Hot sun beat down on the back of my neck, and a mosquito pricked at my elbow. Still, I held my breath and clicked the camera’s shutter-release button twice more before straightening up out of my crouch and swatting the mosquito. The tiny wasp I’d been trying to catch in the act of nectaring zoomed off. This time of year, the pollinator gardens at the Cable Natural History Museum are simply buzzing with life.
Several times each day I’ve found excuses to wander outside and check on our bee cabinet and the drama unfolding with flower-eating caterpillars and caterpillar-eating wasps. We’ve had a steady stream of families going to and from our new Curiosity Center, so I can usually justify my visit to the pollinator garden by showing moms, dads, and 8-year-olds the gruesome tale of wasp larvae eating comatose caterpillars.
Once the families move on, though, I go right back to scanning the gardens for anything interesting. Dragonflies often hover above the grass, and a particularly brave one once perched calmly on the tip of a caterpillar-eaten figwort plant while I played paparazzi. It’s yellow and orange body was contrasted by beautiful burgundy wing spots, and bright white pterostigmata. These little rectangular patches of thicker, heavier, cells at the leading edge of each dragonfly wing help to prevent the wings from vibrating at high speeds. I love seeing a pterostigma just so that I can say the word to myself. The silent P is my favorite part. Ptero- relates to wings, and a stigma is a mark or spot. But saying “wing spot” just isn’t the same.
A monarch butterfly caught my attention, too, and as I followed it around to the patch of yellow coreopsis flowers, a new butterfly caught my eye. With wings of yellow shading to orange, overlaid with a striking pattern of black lines and spots, I couldn’t help but snap a few photos of it, too.
While leaning over some false sunflowers to see the butterfly, a break in the pattern caught my eye. How odd! Three inches of a flower stem, just under the blossom, were lined with tiny critters. Their oval bodies were red-orange, and their wiry black legs stuck out at odd angles. As I looked more closely, I guessed that they were aphids, since each one had a straight, black mouthpart inserted into the plant stem. I snapped a few photos of those, too, using my macro setting to capture the detail.
Once back at my desk, I alternated between responding to emails and uploading the photos. Feeling too rushed to flip through the selection of field guides on my shelves, I opted for a different route. I logged into my iNaturalist account, and uploaded the best photo of each critter.
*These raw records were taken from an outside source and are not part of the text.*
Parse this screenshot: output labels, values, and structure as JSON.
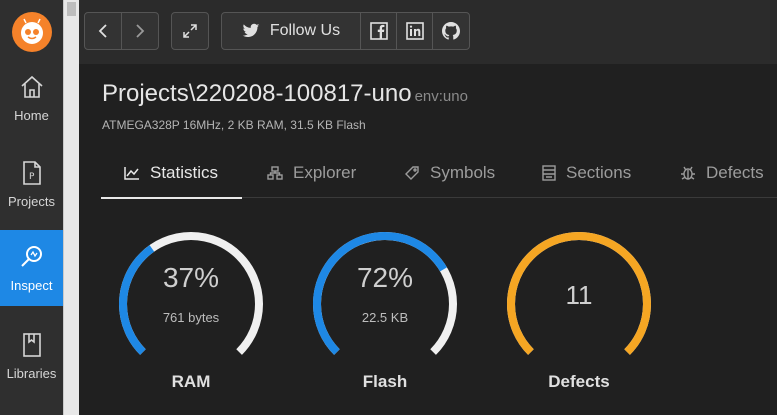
{
  "sidebar": {
    "items": [
      {
        "label": "Home",
        "icon": "home-icon"
      },
      {
        "label": "Projects",
        "icon": "file-icon"
      },
      {
        "label": "Inspect",
        "icon": "inspect-icon",
        "active": true
      },
      {
        "label": "Libraries",
        "icon": "book-icon"
      }
    ]
  },
  "toolbar": {
    "follow_label": "Follow Us"
  },
  "header": {
    "title": "Projects\\220208-100817-uno",
    "env": "env:uno",
    "subtitle": "ATMEGA328P 16MHz, 2 KB RAM, 31.5 KB Flash"
  },
  "tabs": [
    {
      "label": "Statistics",
      "active": true
    },
    {
      "label": "Explorer"
    },
    {
      "label": "Symbols"
    },
    {
      "label": "Sections"
    },
    {
      "label": "Defects"
    }
  ],
  "gauges": [
    {
      "label": "RAM",
      "percent_text": "37%",
      "detail": "761 bytes",
      "fill": 0.37,
      "color": "#1e88e5"
    },
    {
      "label": "Flash",
      "percent_text": "72%",
      "detail": "22.5 KB",
      "fill": 0.72,
      "color": "#1e88e5"
    },
    {
      "label": "Defects",
      "value": "11",
      "fill": 1.0,
      "color": "#f5a623"
    }
  ],
  "colors": {
    "accent": "#1e88e5",
    "warning": "#f5a623",
    "track": "#f0f0f0"
  }
}
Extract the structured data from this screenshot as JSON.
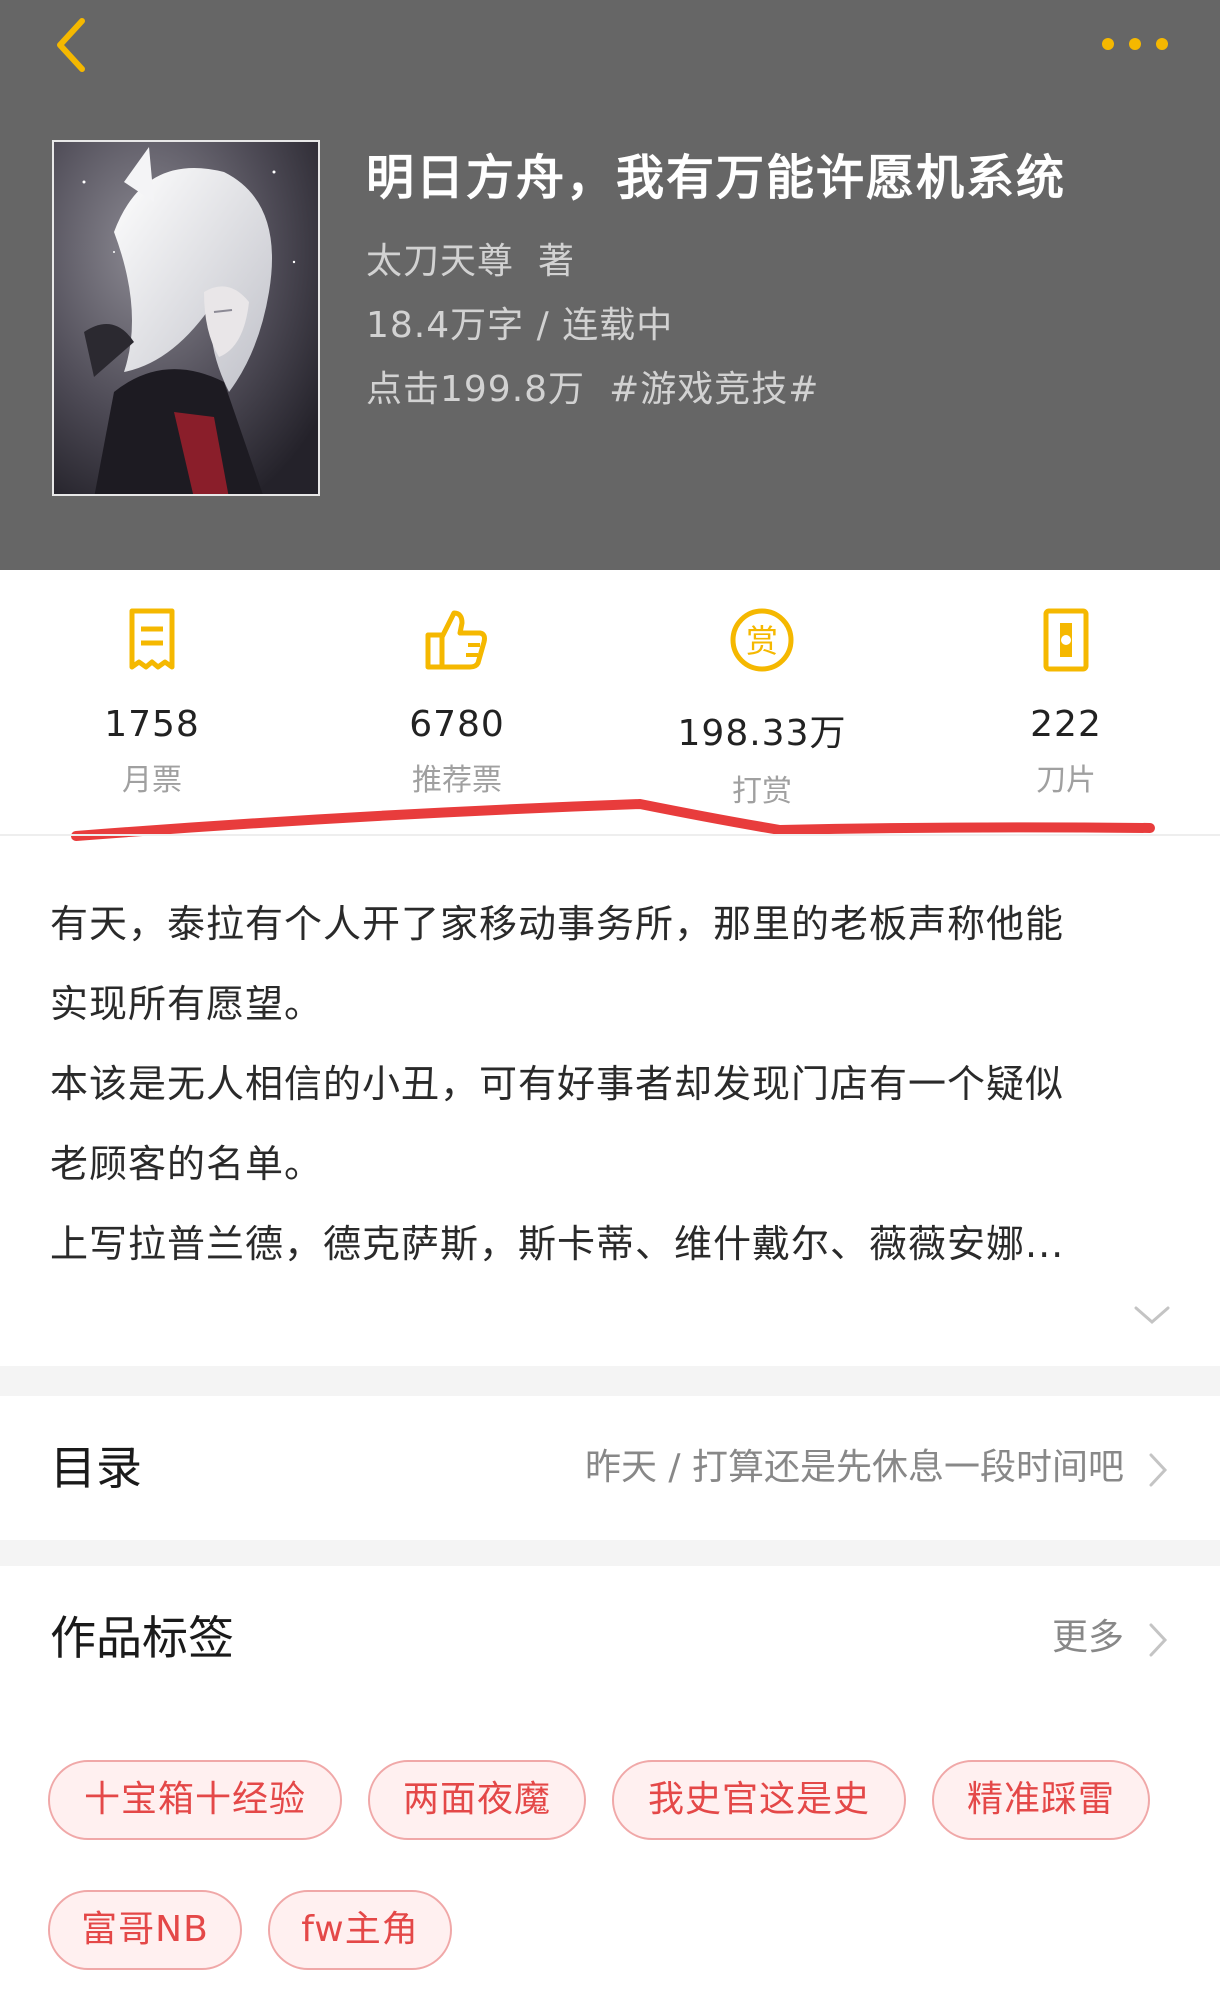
{
  "nav": {
    "back_icon": "chevron-left-icon",
    "more_icon": "more-dots-icon",
    "accent_color": "#f5b800"
  },
  "book": {
    "title": "明日方舟，我有万能许愿机系统",
    "author": "太刀天尊",
    "author_suffix": "著",
    "word_count": "18.4万字",
    "separator": "/",
    "status": "连载中",
    "clicks": "点击199.8万",
    "category": "#游戏竞技#"
  },
  "stats": [
    {
      "icon": "monthly-ticket-icon",
      "value": "1758",
      "label": "月票"
    },
    {
      "icon": "thumbs-up-icon",
      "value": "6780",
      "label": "推荐票"
    },
    {
      "icon": "reward-coin-icon",
      "value": "198.33万",
      "label": "打赏"
    },
    {
      "icon": "blade-icon",
      "value": "222",
      "label": "刀片"
    }
  ],
  "description": {
    "lines": [
      "有天，泰拉有个人开了家移动事务所，那里的老板声称他能",
      "实现所有愿望。",
      "本该是无人相信的小丑，可有好事者却发现门店有一个疑似",
      "老顾客的名单。",
      "上写拉普兰德，德克萨斯，斯卡蒂、维什戴尔、薇薇安娜..."
    ],
    "expand_icon": "chevron-down-icon"
  },
  "toc": {
    "title": "目录",
    "latest": "昨天 / 打算还是先休息一段时间吧"
  },
  "tags_section": {
    "title": "作品标签",
    "more": "更多",
    "tags": [
      "十宝箱十经验",
      "两面夜魔",
      "我史官这是史",
      "精准踩雷",
      "富哥NB",
      "fw主角"
    ]
  },
  "colors": {
    "header_bg": "#666666",
    "tag_text": "#e44848",
    "tag_border": "#f0a8a8",
    "annotation_red": "#e83c3c"
  }
}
The description on their website summarizes that, “iNaturalist is an online social network of people sharing biodiversity information to help each other learn about nature.” They have an app as well as the website, and both can be used to upload photos of living things. The photos get geotagged, identified, and become observations. Then an extensive network of naturalists, citizen scientists, and biologists can check your identification, add their own ideas, and use everyone’s data to do research.
With more than 23,486,900 observations around the world, iNaturalist has seen a lot of living things. That allowed the developers to create an automated species identification tool. It combs that database for things that are both visually similar to your photo and have been seen nearby by other observers. What that means for amateurs like me, is that when I clicked in the “species name” box under my photo, a list of suggested identifications came up. “We’re pretty sure it’s in this genus: Small Pennants, Celithemis,” was the helpful comment, and below that, “Here are our top species suggestions:” Within seconds, I was pretty sure that I’d photographed a calico pennant dragonfly.
After identifying my purple-lined sallow moth caterpillars, dark paper wasp, Aphrodite fritillary butterfly, aphids in the genus Uroleucon, and several more, a Facebook message pinged. My childhood friend in Omaha sent photos of fuzzy caterpillars on milkweed for identification. I uploaded that photo, too, and iNaturalist gave me the tentative ID of “tussock moth caterpillars.” After she posted 10 more photos of insects in her pollinator garden, I clued her into the iNaturalist trick, too.
Then an automated email from iNaturalist notified me that my calico pennant observation had been added to a project called “Odonata — parasitism.” Looking closer at my photo, I saw several clusters of dark bumps under the dragonfly’s body. A quick Google search informed me larval water mites often attach to a dragonfly for a meal and ride – not unlike ticks on humans. I’d never have noticed those mites without the extra eyes of iNaturalist participants.
This summer I’ve had a number of people comment about how much I know, or should know about nature. Naturalists are generalists, though. I can tell you a little bit about just about everything, but there are a whole lot of details that I can’t even begin to remember. One of the most valuable skills of a naturalist is knowing how to use the resources available to answer questions. Sometimes that means paging through a guidebook or asking an expert, and sometime that means submitting a photo to a computer algorithm. The fun part is that iNaturalist is available to anyone at any time. Want to join in the fun? Now’s the perfect time – summer is just buzzing with life!